Tgr added a subscriber: Tgr.May 16 2017, 10:15 AM

We emit X-Frame-Options: DENY on all "sensitive" pages (pretty much everything that displays a form, e.g. action=edit or special pages). We probably can't do that on all pages (neither DENY nor SAMEORIGIN), since various community tools rely on including pages from Wikimedia wikis in frames (for example, Wikidata Game: https://tools.wmflabs.org/wikidata-game/#mode=commonscat).

In theory we could have a whitlist and then emit DENY or ALLOW-FROM depending on the origin, but it would have to be implemented in all kinds of things that render/cache wiki pages (MediaWiki, Parsoid, Varnish...) which is a bit of a pain. Maybe it could be limited to authenticated page views (framing an unauthenticated view seems pretty harmless).

In theory we could have a whitlist and then emit DENY or ALLOW-FROM depending on the origin, but it would have to be implemented in all kinds of things that render/cache wiki pages (MediaWiki, Parsoid, Varnish...) which is a bit of a pain. Maybe it could be limited to authenticated page views (framing an unauthenticated view seems pretty harmless).

Logistically, I'd personally like to avoid having a list of approved third parties and the process that has to go along with that. Allowing unauthenticated frames but disallowing logged in frames sounds sane at first glance (How would the third-party ensure the view is unauthenticated? Extra url parameter?)

Tgr added a comment.May 16 2017, 12:04 PM

How would the third-party ensure the view is unauthenticated? Extra url parameter?

Sandbox it without the allow-same-origin flag? The spec is a little vague on this but it seems like that would disable cookies.

MoritzMuehlenhoff triaged this task as Normal priority.May 16 2017, 1:09 PM
faidon added a subscriber: faidon.

This sounds interesting and important but I don't see anything that Operations could (primarily) do here, apart from HPKP which, as @Bawolff mentioned, has already its own task (T92002) with the proper tags attached to it. Security team, if there are any specific actionables for our team, feel free to open a subtask with the right tags so that we can help and/or investigate.

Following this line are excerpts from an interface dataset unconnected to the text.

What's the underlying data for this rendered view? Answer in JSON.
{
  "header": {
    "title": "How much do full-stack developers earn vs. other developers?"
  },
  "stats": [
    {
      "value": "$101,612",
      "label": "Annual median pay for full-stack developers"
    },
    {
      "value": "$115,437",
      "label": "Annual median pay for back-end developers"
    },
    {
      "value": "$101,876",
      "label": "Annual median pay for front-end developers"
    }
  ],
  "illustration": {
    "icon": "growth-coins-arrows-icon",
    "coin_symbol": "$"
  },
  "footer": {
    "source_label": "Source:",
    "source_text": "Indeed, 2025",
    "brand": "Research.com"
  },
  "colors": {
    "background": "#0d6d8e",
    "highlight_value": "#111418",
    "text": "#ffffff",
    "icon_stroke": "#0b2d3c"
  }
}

abian added a subscriber: abian.May 20 2017, 1:38 PM
Krinkle updated the task description. (Show Details)Aug 17 2017, 2:23 AM
GWicke added a subscriber: GWicke.EditedAug 17 2017, 2:42 PM

The REST API currently gets a "B": https://securityheaders.io/?q=https://en.wikipedia.org/api/rest_v1/page/html/Foobar

Missing headers are:

  • Public-Key-Pins
  • Referrer-Policy

Of these, only referrer-policy is directly actionable for Services. While this is not as important for APIs primarily consumed via XHR or fetch, it wouldn't hurt to specify it in any case. This is now tracked in T173509.

Bawolff closed this task as Declined.Dec 10 2017, 3:51 PM

Inserting headers just because some website says so is silly - they should be investigated individually on their merits. Most of these have other bugs, the main one to investigate is X-XSS-Protection which i filed as T182535.